• _EXERCISE AIM_
In the copy, every record below must appear exactly as given, and no picture may appear.

• _RECORDS TO PROCESS_
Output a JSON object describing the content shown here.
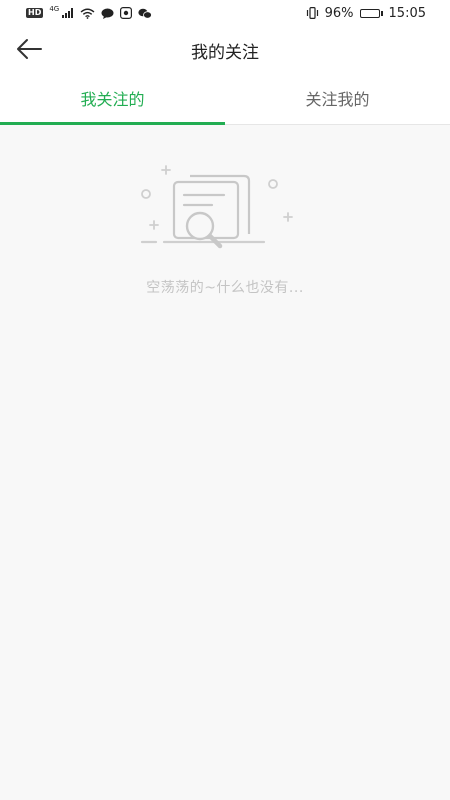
{
  "status_bar": {
    "hd": "HD",
    "network": "4G",
    "battery": "96%",
    "battery_level": 0.96,
    "time": "15:05"
  },
  "header": {
    "title": "我的关注"
  },
  "tabs": [
    {
      "label": "我关注的",
      "active": true
    },
    {
      "label": "关注我的",
      "active": false
    }
  ],
  "empty_state": {
    "message": "空荡荡的~什么也没有..."
  },
  "colors": {
    "accent": "#22ad52",
    "background": "#f8f8f8",
    "muted_text": "#c4c4c4"
  }
}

• _TASK RESULT_
Output a JSON object describing the content shown here.
{
  "status_bar": {
    "hd": "HD",
    "network": "4G",
    "battery": "96%",
    "battery_level": 0.96,
    "time": "15:05"
  },
  "header": {
    "title": "我的关注"
  },
  "tabs": [
    {
      "label": "我关注的",
      "active": true
    },
    {
      "label": "关注我的",
      "active": false
    }
  ],
  "empty_state": {
    "message": "空荡荡的~什么也没有..."
  },
  "colors": {
    "accent": "#22ad52",
    "background": "#f8f8f8",
    "muted_text": "#c4c4c4"
  }
}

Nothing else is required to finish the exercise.